• _WHAT THIS TASK INVOLVES_:
Give back the data exactly, with no images.
---
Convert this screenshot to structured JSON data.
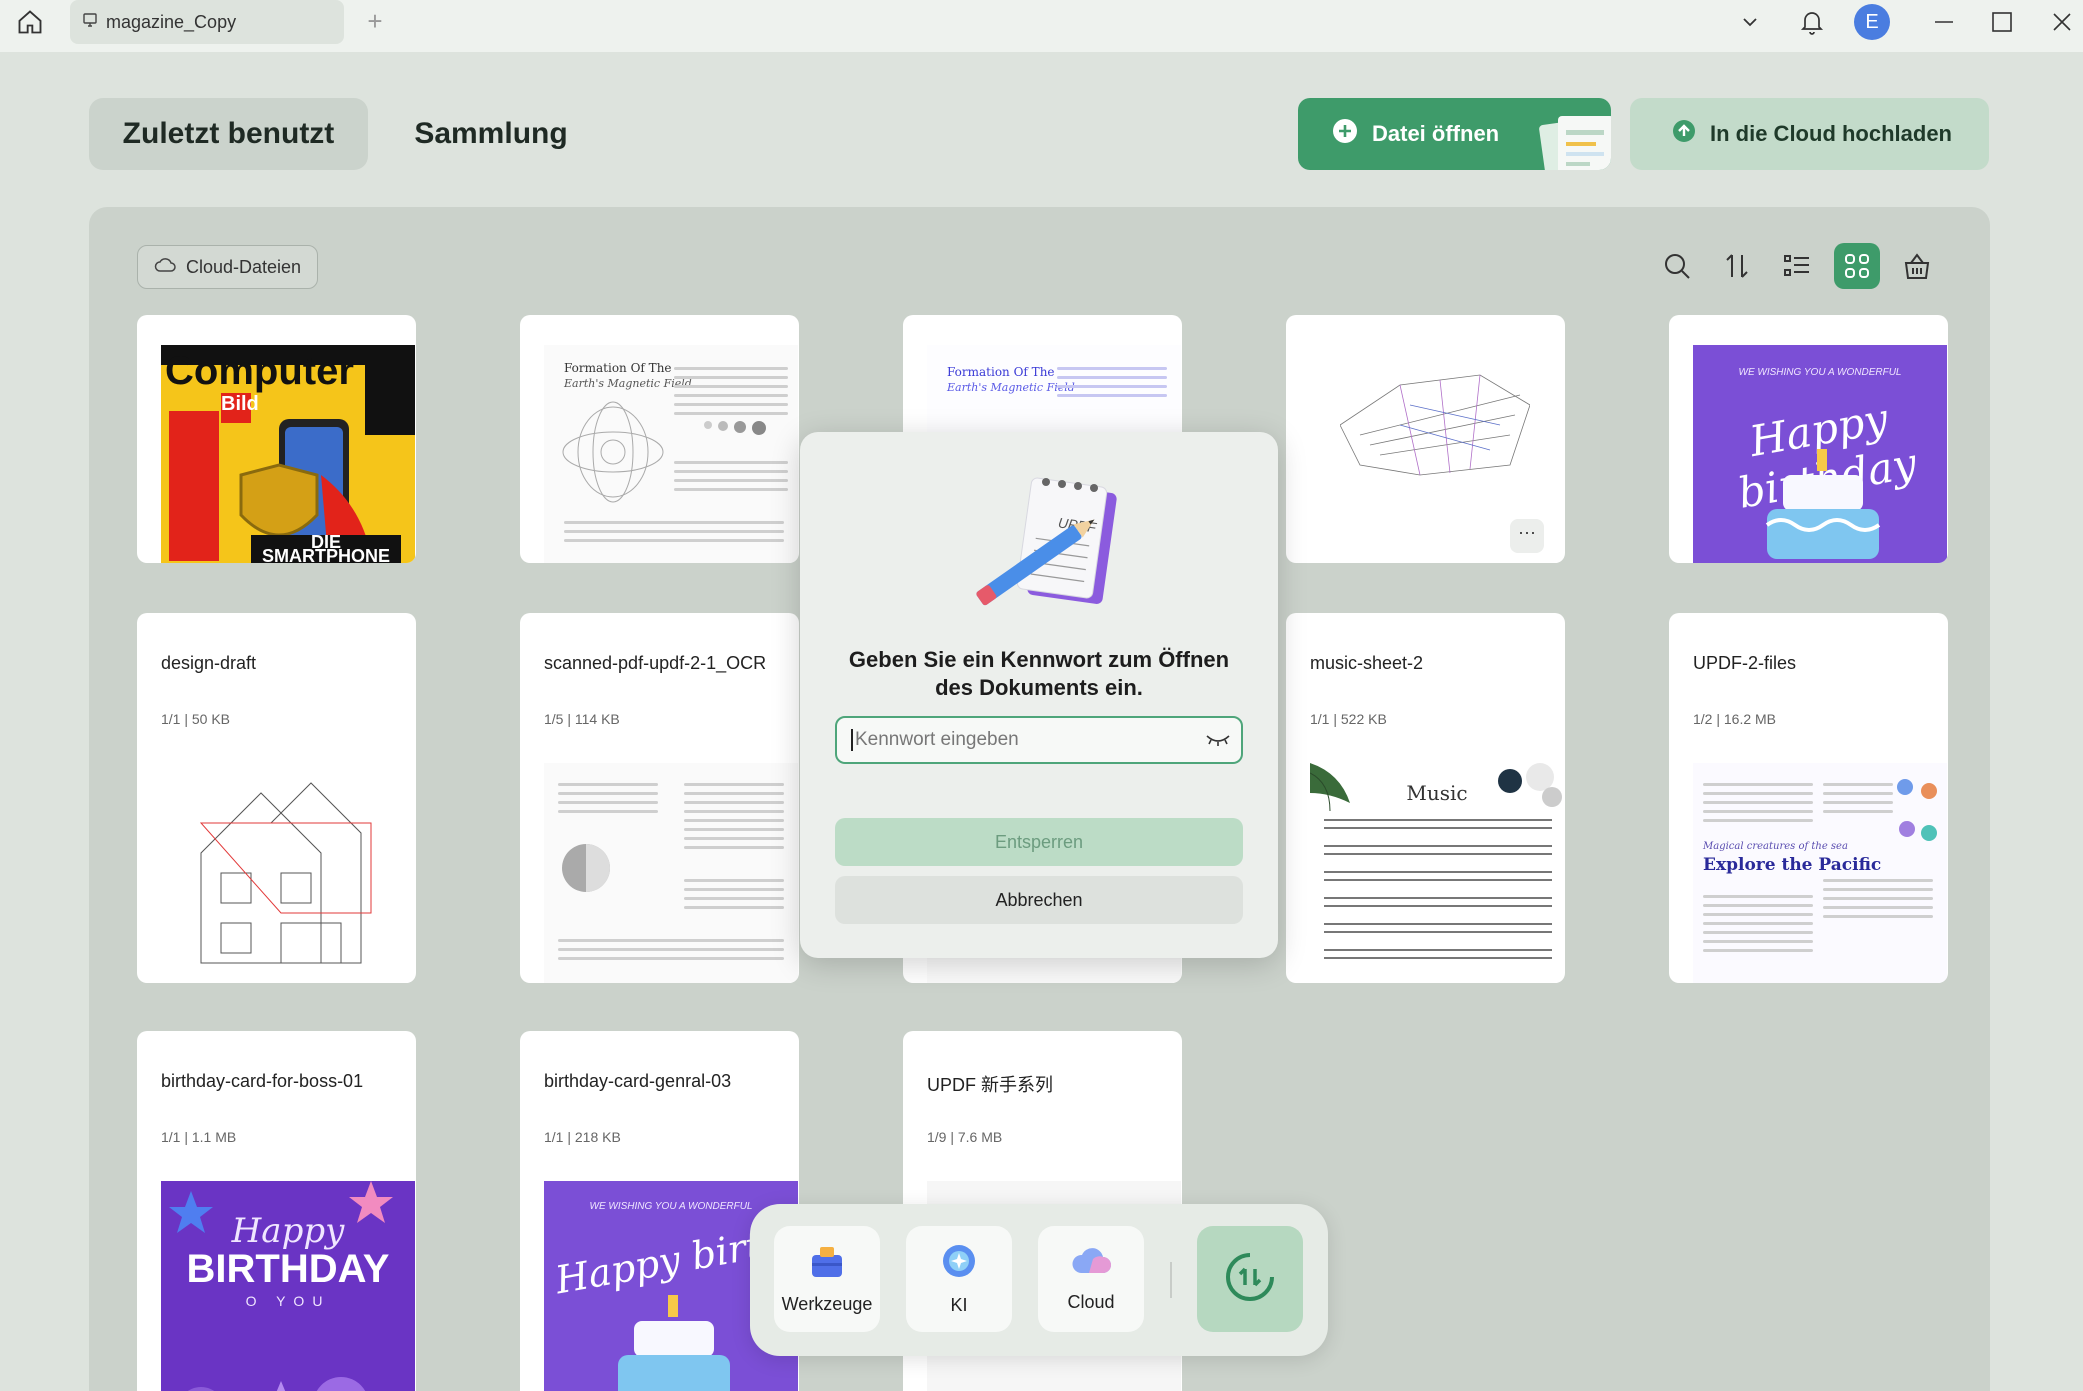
{
  "titlebar": {
    "tab_label": "magazine_Copy",
    "avatar_letter": "E"
  },
  "nav": {
    "recent": "Zuletzt benutzt",
    "collection": "Sammlung",
    "open_file": "Datei öffnen",
    "upload_cloud": "In die Cloud hochladen"
  },
  "panel": {
    "cloud_files": "Cloud-Dateien"
  },
  "thumbs_row1": {
    "computer_bild": {
      "title": "Computer",
      "bild": "Bild",
      "footer": "DIE SMARTPHONE"
    },
    "magnetic1": {
      "title": "Formation Of The",
      "subtitle": "Earth's Magnetic Field"
    },
    "magnetic2": {
      "title": "Formation Of The",
      "subtitle": "Earth's Magnetic Field"
    },
    "birthday_top": {
      "small": "WE WISHING YOU A WONDERFUL",
      "script": "Happy birthday"
    },
    "more": "···"
  },
  "files": [
    {
      "title": "design-draft",
      "meta": "1/1 | 50 KB"
    },
    {
      "title": "scanned-pdf-updf-2-1_OCR",
      "meta": "1/5 | 114 KB"
    },
    {
      "title": "music-sheet-2",
      "meta": "1/1 | 522 KB",
      "thumb_text": "Music"
    },
    {
      "title": "UPDF-2-files",
      "meta": "1/2 | 16.2 MB",
      "thumb_small": "Magical creatures of the sea",
      "thumb_heading": "Explore the Pacific"
    },
    {
      "title": "birthday-card-for-boss-01",
      "meta": "1/1 | 1.1 MB",
      "thumb_script": "Happy",
      "thumb_big": "BIRTHDAY",
      "thumb_small": "O YOU"
    },
    {
      "title": "birthday-card-genral-03",
      "meta": "1/1 | 218 KB",
      "thumb_small": "WE WISHING YOU A WONDERFUL",
      "thumb_script": "Happy birthd"
    },
    {
      "title": "UPDF 新手系列",
      "meta": "1/9 | 7.6 MB"
    }
  ],
  "dialog": {
    "notepad_text": "UPDF",
    "title": "Geben Sie ein Kennwort zum Öffnen des Dokuments ein.",
    "placeholder": "Kennwort eingeben",
    "unlock": "Entsperren",
    "cancel": "Abbrechen"
  },
  "dock": {
    "tools": "Werkzeuge",
    "ai": "KI",
    "cloud": "Cloud"
  },
  "colors": {
    "accent": "#3e9b6a",
    "background": "#dde3dd",
    "panel": "#cbd2cb"
  }
}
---
• _RESULT OF THE EXERCISE_:
Convert this screenshot to structured JSON data.
{
  "titlebar": {
    "tab_label": "magazine_Copy",
    "avatar_letter": "E"
  },
  "nav": {
    "recent": "Zuletzt benutzt",
    "collection": "Sammlung",
    "open_file": "Datei öffnen",
    "upload_cloud": "In die Cloud hochladen"
  },
  "panel": {
    "cloud_files": "Cloud-Dateien"
  },
  "thumbs_row1": {
    "computer_bild": {
      "title": "Computer",
      "bild": "Bild",
      "footer": "DIE SMARTPHONE"
    },
    "magnetic1": {
      "title": "Formation Of The",
      "subtitle": "Earth's Magnetic Field"
    },
    "magnetic2": {
      "title": "Formation Of The",
      "subtitle": "Earth's Magnetic Field"
    },
    "birthday_top": {
      "small": "WE WISHING YOU A WONDERFUL",
      "script": "Happy birthday"
    },
    "more": "···"
  },
  "files": [
    {
      "title": "design-draft",
      "meta": "1/1 | 50 KB"
    },
    {
      "title": "scanned-pdf-updf-2-1_OCR",
      "meta": "1/5 | 114 KB"
    },
    {
      "title": "music-sheet-2",
      "meta": "1/1 | 522 KB",
      "thumb_text": "Music"
    },
    {
      "title": "UPDF-2-files",
      "meta": "1/2 | 16.2 MB",
      "thumb_small": "Magical creatures of the sea",
      "thumb_heading": "Explore the Pacific"
    },
    {
      "title": "birthday-card-for-boss-01",
      "meta": "1/1 | 1.1 MB",
      "thumb_script": "Happy",
      "thumb_big": "BIRTHDAY",
      "thumb_small": "O YOU"
    },
    {
      "title": "birthday-card-genral-03",
      "meta": "1/1 | 218 KB",
      "thumb_small": "WE WISHING YOU A WONDERFUL",
      "thumb_script": "Happy birthd"
    },
    {
      "title": "UPDF 新手系列",
      "meta": "1/9 | 7.6 MB"
    }
  ],
  "dialog": {
    "notepad_text": "UPDF",
    "title": "Geben Sie ein Kennwort zum Öffnen des Dokuments ein.",
    "placeholder": "Kennwort eingeben",
    "unlock": "Entsperren",
    "cancel": "Abbrechen"
  },
  "dock": {
    "tools": "Werkzeuge",
    "ai": "KI",
    "cloud": "Cloud"
  },
  "colors": {
    "accent": "#3e9b6a",
    "background": "#dde3dd",
    "panel": "#cbd2cb"
  }
}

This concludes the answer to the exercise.